■ **What to work on**
Retrieve every line of the data holding the word "chevron".

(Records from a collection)
▬▬▬▬▬▬

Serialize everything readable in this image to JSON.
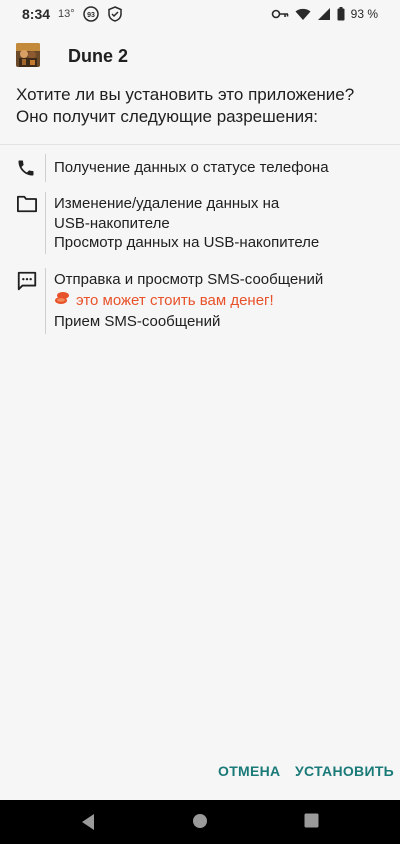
{
  "status_bar": {
    "time": "8:34",
    "temperature": "13°",
    "notification_badge": "93",
    "battery": "93 %",
    "icons": [
      "temperature-icon",
      "badge-icon",
      "shield-icon",
      "key-icon",
      "wifi-icon",
      "signal-icon",
      "battery-icon"
    ]
  },
  "header": {
    "app_name": "Dune 2",
    "question": "Хотите ли вы установить это приложение? Оно получит следующие разрешения:"
  },
  "permissions": [
    {
      "icon": "phone-icon",
      "items": [
        "Получение данных о статусе телефона"
      ]
    },
    {
      "icon": "folder-icon",
      "items": [
        "Изменение/удаление данных на USB-накопителе",
        "Просмотр данных на USB-накопителе"
      ]
    },
    {
      "icon": "sms-icon",
      "items": [
        "Отправка и просмотр SMS-сообщений",
        "Прием SMS-сообщений"
      ],
      "warning": "это может стоить вам денег!"
    }
  ],
  "buttons": {
    "cancel": "ОТМЕНА",
    "install": "УСТАНОВИТЬ"
  },
  "colors": {
    "accent": "#1a7a78",
    "warning": "#e8522a",
    "background": "#f6f6f6"
  },
  "nav_bar": {
    "icons": [
      "back-icon",
      "home-icon",
      "recents-icon"
    ]
  }
}
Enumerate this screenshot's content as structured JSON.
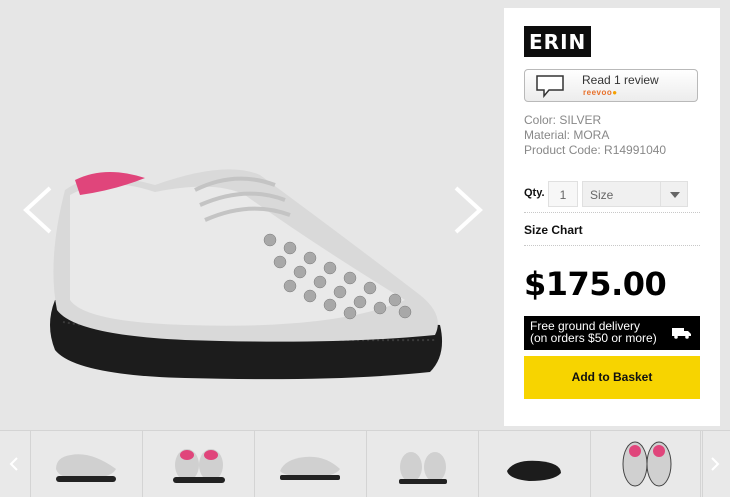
{
  "product": {
    "brand_name": "ERIN",
    "review": {
      "text": "Read 1 review",
      "logo": "reevoo"
    },
    "specs": {
      "color": "Color: SILVER",
      "material": "Material: MORA",
      "code": "Product Code: R14991040"
    },
    "qty": {
      "label": "Qty.",
      "value": "1"
    },
    "size": {
      "placeholder": "Size"
    },
    "size_chart": "Size Chart",
    "price": "$175.00",
    "delivery": {
      "line1": "Free ground delivery",
      "line2": "(on orders $50 or more)"
    },
    "basket_button": "Add to Basket"
  },
  "colors": {
    "accent_yellow": "#f7d400",
    "brand_black": "#0d0d0d",
    "reevoo_orange": "#e8702a"
  },
  "icons": {
    "gallery_prev": "chevron-left-icon",
    "gallery_next": "chevron-right-icon",
    "review": "speech-bubble-icon",
    "delivery": "truck-icon",
    "size_dropdown": "caret-down-icon"
  },
  "thumbnails": [
    {
      "name": "side-view"
    },
    {
      "name": "rear-view"
    },
    {
      "name": "inner-side-view"
    },
    {
      "name": "front-view"
    },
    {
      "name": "sole-view"
    },
    {
      "name": "top-view"
    }
  ]
}
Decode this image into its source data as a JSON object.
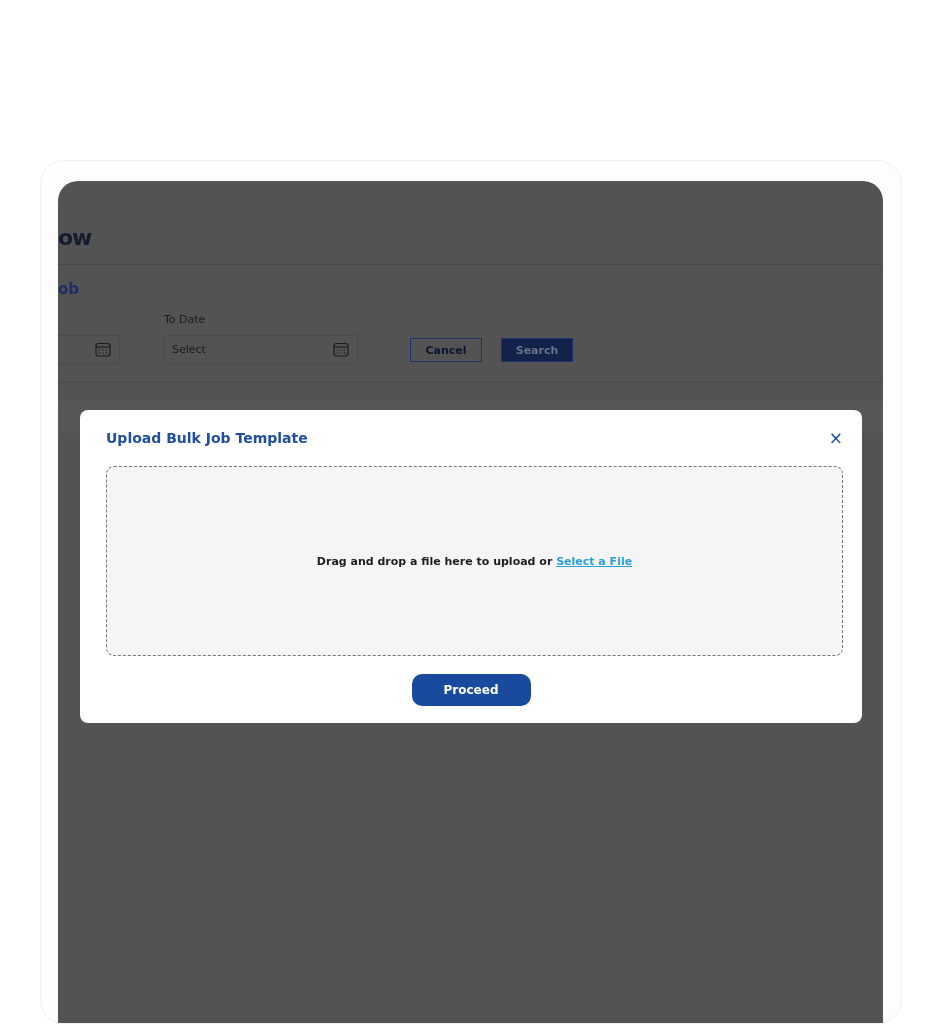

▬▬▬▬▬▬

■ **Reply**
    "gallery_prev": "chevron-left-icon",
    "gallery_next": "chevron-right-icon",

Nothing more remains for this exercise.